* _Your objective_
Check every line of the records below for the string "INFORMATION" and copy the ones that have it.

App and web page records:

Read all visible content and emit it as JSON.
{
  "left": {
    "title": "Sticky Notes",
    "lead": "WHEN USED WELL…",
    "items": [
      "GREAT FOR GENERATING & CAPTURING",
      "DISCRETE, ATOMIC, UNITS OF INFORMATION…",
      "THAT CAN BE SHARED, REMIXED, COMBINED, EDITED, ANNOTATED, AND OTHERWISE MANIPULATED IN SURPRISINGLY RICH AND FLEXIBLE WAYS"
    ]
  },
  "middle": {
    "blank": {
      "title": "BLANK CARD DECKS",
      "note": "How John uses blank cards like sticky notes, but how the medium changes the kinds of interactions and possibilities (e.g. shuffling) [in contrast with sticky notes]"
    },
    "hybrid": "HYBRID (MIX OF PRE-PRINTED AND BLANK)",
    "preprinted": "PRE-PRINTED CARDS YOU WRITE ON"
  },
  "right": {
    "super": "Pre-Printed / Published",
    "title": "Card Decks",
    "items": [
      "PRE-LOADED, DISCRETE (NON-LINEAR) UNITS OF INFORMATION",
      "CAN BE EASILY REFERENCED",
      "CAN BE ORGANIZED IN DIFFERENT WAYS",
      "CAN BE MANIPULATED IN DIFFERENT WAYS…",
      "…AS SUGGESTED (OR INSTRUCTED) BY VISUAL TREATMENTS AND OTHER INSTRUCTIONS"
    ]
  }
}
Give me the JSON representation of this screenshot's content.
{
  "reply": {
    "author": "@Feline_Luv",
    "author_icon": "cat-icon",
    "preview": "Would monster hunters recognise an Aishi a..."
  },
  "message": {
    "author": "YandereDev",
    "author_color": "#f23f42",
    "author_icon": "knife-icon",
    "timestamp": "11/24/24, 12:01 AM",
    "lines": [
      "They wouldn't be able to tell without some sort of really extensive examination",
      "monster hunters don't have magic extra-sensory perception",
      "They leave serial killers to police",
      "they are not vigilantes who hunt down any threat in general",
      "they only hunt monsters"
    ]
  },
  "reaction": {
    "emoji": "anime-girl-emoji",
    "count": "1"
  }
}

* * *

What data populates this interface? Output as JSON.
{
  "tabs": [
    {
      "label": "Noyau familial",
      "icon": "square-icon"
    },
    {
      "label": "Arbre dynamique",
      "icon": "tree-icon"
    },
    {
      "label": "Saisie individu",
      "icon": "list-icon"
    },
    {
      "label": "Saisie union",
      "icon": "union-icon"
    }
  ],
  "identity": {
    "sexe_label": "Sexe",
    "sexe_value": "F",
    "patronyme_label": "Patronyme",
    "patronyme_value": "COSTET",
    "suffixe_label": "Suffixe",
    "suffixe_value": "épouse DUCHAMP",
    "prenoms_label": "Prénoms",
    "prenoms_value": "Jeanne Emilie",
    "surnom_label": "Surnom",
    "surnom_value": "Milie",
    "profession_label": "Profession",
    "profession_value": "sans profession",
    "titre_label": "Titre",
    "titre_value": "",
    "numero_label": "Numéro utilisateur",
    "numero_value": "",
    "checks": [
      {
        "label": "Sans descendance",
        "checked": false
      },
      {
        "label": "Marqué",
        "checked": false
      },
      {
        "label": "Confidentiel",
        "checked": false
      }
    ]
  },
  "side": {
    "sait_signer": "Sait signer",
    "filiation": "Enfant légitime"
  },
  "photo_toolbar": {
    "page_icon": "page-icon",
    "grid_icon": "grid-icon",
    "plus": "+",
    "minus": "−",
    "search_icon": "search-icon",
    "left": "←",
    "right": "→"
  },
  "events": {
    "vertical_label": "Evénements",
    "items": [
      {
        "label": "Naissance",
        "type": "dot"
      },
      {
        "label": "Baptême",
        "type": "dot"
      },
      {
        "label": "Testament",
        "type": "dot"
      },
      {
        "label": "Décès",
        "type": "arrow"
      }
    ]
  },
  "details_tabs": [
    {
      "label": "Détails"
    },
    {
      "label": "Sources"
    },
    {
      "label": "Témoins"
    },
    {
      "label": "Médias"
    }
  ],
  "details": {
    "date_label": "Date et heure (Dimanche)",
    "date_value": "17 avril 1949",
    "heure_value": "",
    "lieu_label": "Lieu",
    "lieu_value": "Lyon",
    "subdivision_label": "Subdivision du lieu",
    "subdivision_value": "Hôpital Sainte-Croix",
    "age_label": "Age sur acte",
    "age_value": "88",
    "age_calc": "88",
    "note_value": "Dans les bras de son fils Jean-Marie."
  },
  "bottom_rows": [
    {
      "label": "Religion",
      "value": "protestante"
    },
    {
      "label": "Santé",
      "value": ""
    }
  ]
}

* _Response to this exercise_
      "DISCRETE, ATOMIC, UNITS OF INFORMATION…",
      "PRE-LOADED, DISCRETE (NON-LINEAR) UNITS OF INFORMATION",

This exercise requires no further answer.